Tomas Franzén, who recently stepped down as chief investment strategist at AP2 in neighbouring Sweden, took a more hopeful view of the report than the salesman. Eight years later his fund has organised most of its risk capital by factors. AP2 is not alone. In fact, it is hard to think of any recent IPE Gold Award-winning pension fund that has not adopted some form of factor investing.
So where does this leave the salesman? Well, more and more commercial houses seem to be finding ways to ‘implement the impossible’, although this is much easier for quant houses, especially the big index trackers, to do. Franzén says the new approach asks questions of the others. “We are absolutely laying down a challenge to the asset management industry. We aren’t denying the existence of pure alpha; we are just saying getting exposure is tricky.”
At AP2, there seems little way back for the old-fashioned ‘index +1% annualised over three years’ mandates, which Franzén describes as “dogmatic”. But there is much room for the right kind of commercial partners, such as AQR, a firm the Swedish fund works with on some arbitrage strategies. “One of the reasons we work with them is because they are clear they are not just charging for alpha,” says Franzén.
So active management has a future. Just do not pretend it is idiosyncratic alpha that only one unique and precious team can cook up. Acknowledge the systematic risk premia and their courses through time.
Obviously, some managers will still profit without ‘walking the walk’ like AQR, but instead relying on dazzling marketing. Given the importance of the professors’ report in exposing the overpromise of traditional active managers, however, that approach will not work with the best asset owners such as AP2. They have already implemented the impossible.
They have also had their dalliance with hedge funds in the 2000s and are now much wiser to the hype of all kinds of managers, not just traditional “index+1%” types.
“Shorting volatility is a perfect example where you shouldn’t pay two-and-20 just because you are taking tail risk,” says Franzén. Tail risk manifests itself in nasty events and for “insuring” others against those events, the pension fund should be getting the reward, not the agent.

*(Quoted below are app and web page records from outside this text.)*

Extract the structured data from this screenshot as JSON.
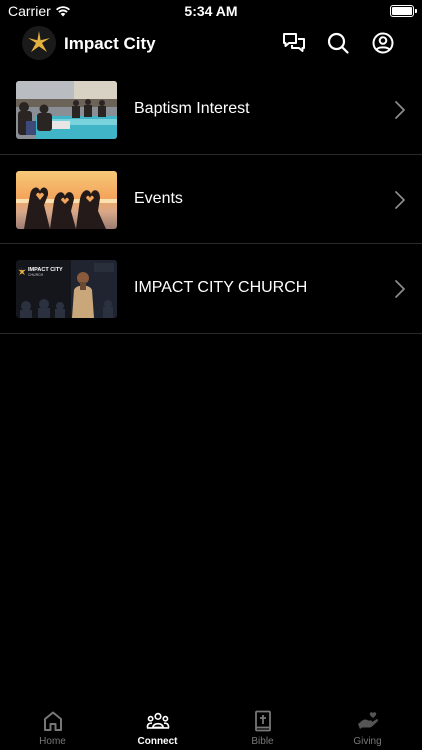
{
  "status": {
    "carrier": "Carrier",
    "time": "5:34 AM"
  },
  "header": {
    "title": "Impact City",
    "logo_icon": "sparkle-logo-icon",
    "actions": [
      "chat-icon",
      "search-icon",
      "account-icon"
    ],
    "accent_color": "#e3b13f"
  },
  "items": [
    {
      "label": "Baptism Interest",
      "thumb": "baptism-photo"
    },
    {
      "label": "Events",
      "thumb": "sunset-hearts-photo"
    },
    {
      "label": "IMPACT CITY CHURCH",
      "thumb": "church-speaker-photo",
      "thumb_overlay_title": "IMPACT CITY",
      "thumb_overlay_sub": "CHURCH"
    }
  ],
  "tabs": [
    {
      "label": "Home",
      "icon": "home-icon",
      "active": false
    },
    {
      "label": "Connect",
      "icon": "people-icon",
      "active": true
    },
    {
      "label": "Bible",
      "icon": "bible-icon",
      "active": false
    },
    {
      "label": "Giving",
      "icon": "giving-hand-icon",
      "active": false
    }
  ]
}
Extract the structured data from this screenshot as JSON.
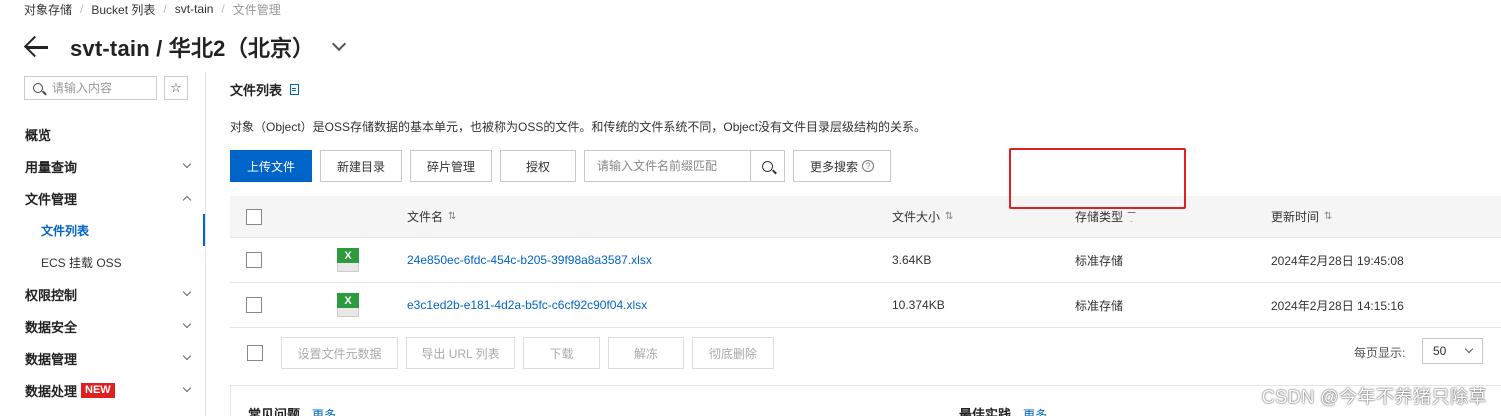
{
  "breadcrumb": [
    "对象存储",
    "Bucket 列表",
    "svt-tain",
    "文件管理"
  ],
  "header": {
    "bucket": "svt-tain",
    "separator": " / ",
    "region": "华北2（北京）"
  },
  "sidebar": {
    "search_placeholder": "请输入内容",
    "star": "☆",
    "items": [
      {
        "label": "概览"
      },
      {
        "label": "用量查询"
      },
      {
        "label": "文件管理"
      },
      {
        "label": "文件列表"
      },
      {
        "label": "ECS 挂载 OSS"
      },
      {
        "label": "权限控制"
      },
      {
        "label": "数据安全"
      },
      {
        "label": "数据管理"
      },
      {
        "label": "数据处理",
        "badge": "NEW"
      }
    ]
  },
  "main": {
    "title": "文件列表",
    "description": "对象（Object）是OSS存储数据的基本单元，也被称为OSS的文件。和传统的文件系统不同，Object没有文件目录层级结构的关系。",
    "toolbar": {
      "upload": "上传文件",
      "new_dir": "新建目录",
      "fragments": "碎片管理",
      "authorize": "授权",
      "search_placeholder": "请输入文件名前缀匹配",
      "more_search": "更多搜索",
      "help": "?"
    },
    "table": {
      "headers": {
        "name": "文件名",
        "size": "文件大小",
        "storage": "存储类型",
        "updated": "更新时间",
        "sort": "⇅"
      },
      "rows": [
        {
          "icon": "X",
          "name": "24e850ec-6fdc-454c-b205-39f98a8a3587.xlsx",
          "size": "3.64KB",
          "storage": "标准存储",
          "updated": "2024年2月28日 19:45:08"
        },
        {
          "icon": "X",
          "name": "e3c1ed2b-e181-4d2a-b5fc-c6cf92c90f04.xlsx",
          "size": "10.374KB",
          "storage": "标准存储",
          "updated": "2024年2月28日 14:15:16"
        }
      ]
    },
    "bulk_actions": [
      "设置文件元数据",
      "导出 URL 列表",
      "下载",
      "解冻",
      "彻底删除"
    ],
    "pagination": {
      "label": "每页显示:",
      "value": "50"
    },
    "faq": {
      "title": "常见问题",
      "more": "更多"
    },
    "best_practice": {
      "title": "最佳实践",
      "more": "更多"
    }
  },
  "watermark": "CSDN @今年不养猪只除草",
  "colors": {
    "primary": "#0064c8",
    "highlight": "#e02020",
    "excel": "#2e9a3e"
  }
}
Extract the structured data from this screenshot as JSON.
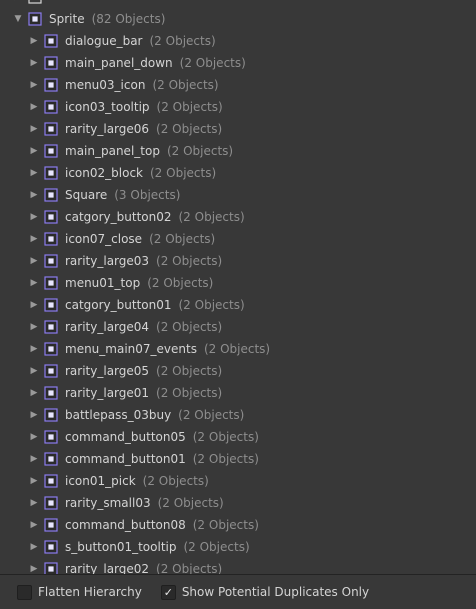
{
  "parent_row_partial": {
    "name": "",
    "count": ""
  },
  "group": {
    "name": "Sprite",
    "count": "(82 Objects)"
  },
  "items": [
    {
      "name": "dialogue_bar",
      "count": "(2 Objects)"
    },
    {
      "name": "main_panel_down",
      "count": "(2 Objects)"
    },
    {
      "name": "menu03_icon",
      "count": "(2 Objects)"
    },
    {
      "name": "icon03_tooltip",
      "count": "(2 Objects)"
    },
    {
      "name": "rarity_large06",
      "count": "(2 Objects)"
    },
    {
      "name": "main_panel_top",
      "count": "(2 Objects)"
    },
    {
      "name": "icon02_block",
      "count": "(2 Objects)"
    },
    {
      "name": "Square",
      "count": "(3 Objects)"
    },
    {
      "name": "catgory_button02",
      "count": "(2 Objects)"
    },
    {
      "name": "icon07_close",
      "count": "(2 Objects)"
    },
    {
      "name": "rarity_large03",
      "count": "(2 Objects)"
    },
    {
      "name": "menu01_top",
      "count": "(2 Objects)"
    },
    {
      "name": "catgory_button01",
      "count": "(2 Objects)"
    },
    {
      "name": "rarity_large04",
      "count": "(2 Objects)"
    },
    {
      "name": "menu_main07_events",
      "count": "(2 Objects)"
    },
    {
      "name": "rarity_large05",
      "count": "(2 Objects)"
    },
    {
      "name": "rarity_large01",
      "count": "(2 Objects)"
    },
    {
      "name": "battlepass_03buy",
      "count": "(2 Objects)"
    },
    {
      "name": "command_button05",
      "count": "(2 Objects)"
    },
    {
      "name": "command_button01",
      "count": "(2 Objects)"
    },
    {
      "name": "icon01_pick",
      "count": "(2 Objects)"
    },
    {
      "name": "rarity_small03",
      "count": "(2 Objects)"
    },
    {
      "name": "command_button08",
      "count": "(2 Objects)"
    },
    {
      "name": "s_button01_tooltip",
      "count": "(2 Objects)"
    },
    {
      "name": "rarity_large02",
      "count": "(2 Objects)"
    }
  ],
  "icons": {
    "expanded_arrow": "triangle-down-icon",
    "collapsed_arrow": "triangle-right-icon",
    "item_icon": "sprite-asset-icon"
  },
  "colors": {
    "background": "#383838",
    "text": "#d4d4d4",
    "count_text": "#8e8e8e",
    "sprite_icon": "#8b7cf0"
  },
  "footer": {
    "flatten_hierarchy": {
      "label": "Flatten Hierarchy",
      "checked": false
    },
    "show_duplicates": {
      "label": "Show Potential Duplicates Only",
      "checked": true
    }
  }
}
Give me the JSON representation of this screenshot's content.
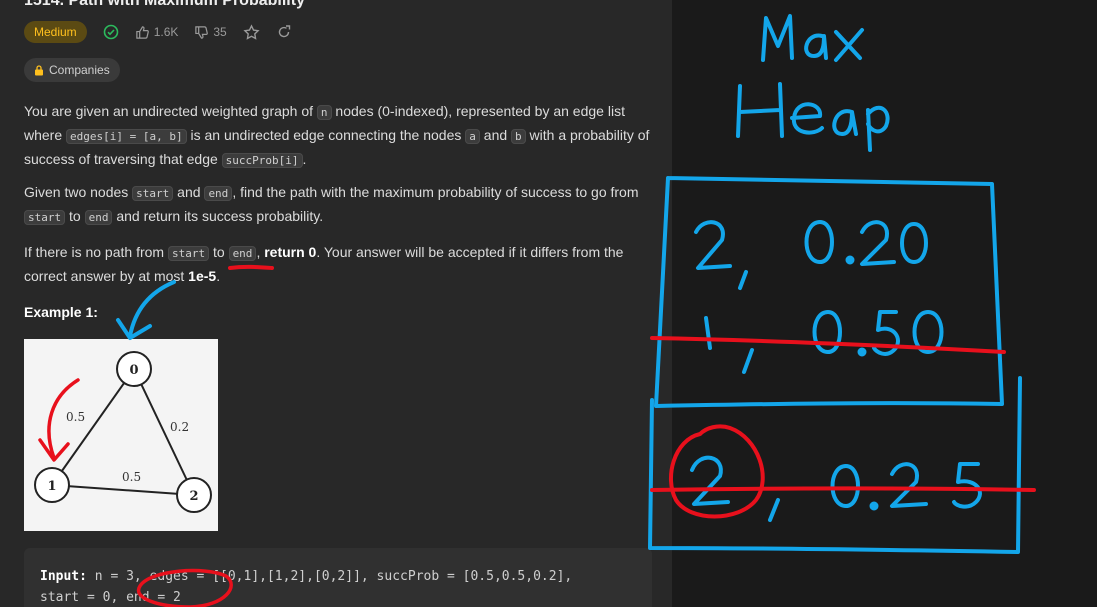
{
  "problem": {
    "title_partial": "1514. Path with Maximum Probability",
    "difficulty": "Medium",
    "likes": "1.6K",
    "dislikes": "35",
    "companies_label": "Companies"
  },
  "description": {
    "p1": [
      {
        "t": "You are given an undirected weighted graph of "
      },
      {
        "c": "n"
      },
      {
        "t": " nodes (0-indexed), represented by an edge list where "
      },
      {
        "c": "edges[i] = [a, b]"
      },
      {
        "t": " is an undirected edge connecting the nodes "
      },
      {
        "c": "a"
      },
      {
        "t": " and "
      },
      {
        "c": "b"
      },
      {
        "t": " with a probability of success of traversing that edge "
      },
      {
        "c": "succProb[i]"
      },
      {
        "t": "."
      }
    ],
    "p2": [
      {
        "t": "Given two nodes "
      },
      {
        "c": "start"
      },
      {
        "t": " and "
      },
      {
        "c": "end"
      },
      {
        "t": ", find the path with the maximum probability of success to go from "
      },
      {
        "c": "start"
      },
      {
        "t": " to "
      },
      {
        "c": "end"
      },
      {
        "t": " and return its success probability."
      }
    ],
    "p3": [
      {
        "t": "If there is no path from "
      },
      {
        "c": "start"
      },
      {
        "t": " to "
      },
      {
        "c": "end"
      },
      {
        "t": ", "
      },
      {
        "b": "return 0"
      },
      {
        "t": ". Your answer will be accepted if it differs from the correct answer by at most "
      },
      {
        "b": "1e-5"
      },
      {
        "t": "."
      }
    ]
  },
  "example": {
    "title": "Example 1:",
    "graph": {
      "nodes": [
        "0",
        "1",
        "2"
      ],
      "edge_labels": [
        "0.5",
        "0.2",
        "0.5"
      ]
    },
    "input_line1_label": "Input:",
    "input_line1_rest": " n = 3, edges = [[0,1],[1,2],[0,2]], succProb = [0.5,0.5,0.2],",
    "input_line2": "start = 0, end = 2"
  },
  "whiteboard": {
    "title_line1": "Max",
    "title_line2": "Heap",
    "rows": [
      {
        "node": "2",
        "prob": "0.20"
      },
      {
        "node": "1",
        "prob": "0.50"
      },
      {
        "node": "2",
        "prob": "0.25"
      }
    ],
    "ink_blue": "#13a6ea",
    "ink_red": "#e8101c"
  },
  "colors": {
    "panel_bg": "#282828",
    "medium_fg": "#ffc01e",
    "solved_green": "#2cbb5d"
  }
}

However, for a related strategy – catastrophe bonds – Franzén is sure that the likes of AP2 could never build up the competence to analyse this market competently. So the savvy asset owner has to evaluate not merely the risk premia of any strategy but also its cost of access. The conversation is turning from active asset management to in-house active management – a debate as lively in Sweden as elsewhere. Simplistically, in-house pension fund management has been seen by politicians and lay folk as one means of curbing greed in the financial sector – on a par with the Tobin tax. Franzén, together with AP2’s current management, are far more aware of which strategies it is cost-effective to build up in terms of internal teams of traders and financial engineers.
They are doing so in a pragmatic, gradual way. And so, across Europe, in-house active management is enjoying a resurgence (it was commonplace 30 years ago). But Franzén has no qualms that genuine commercial partners necessary for all other services and strategies should be justly rewarded. “There has always been too much emphasis on gross costs and not enough on net returns,” he says.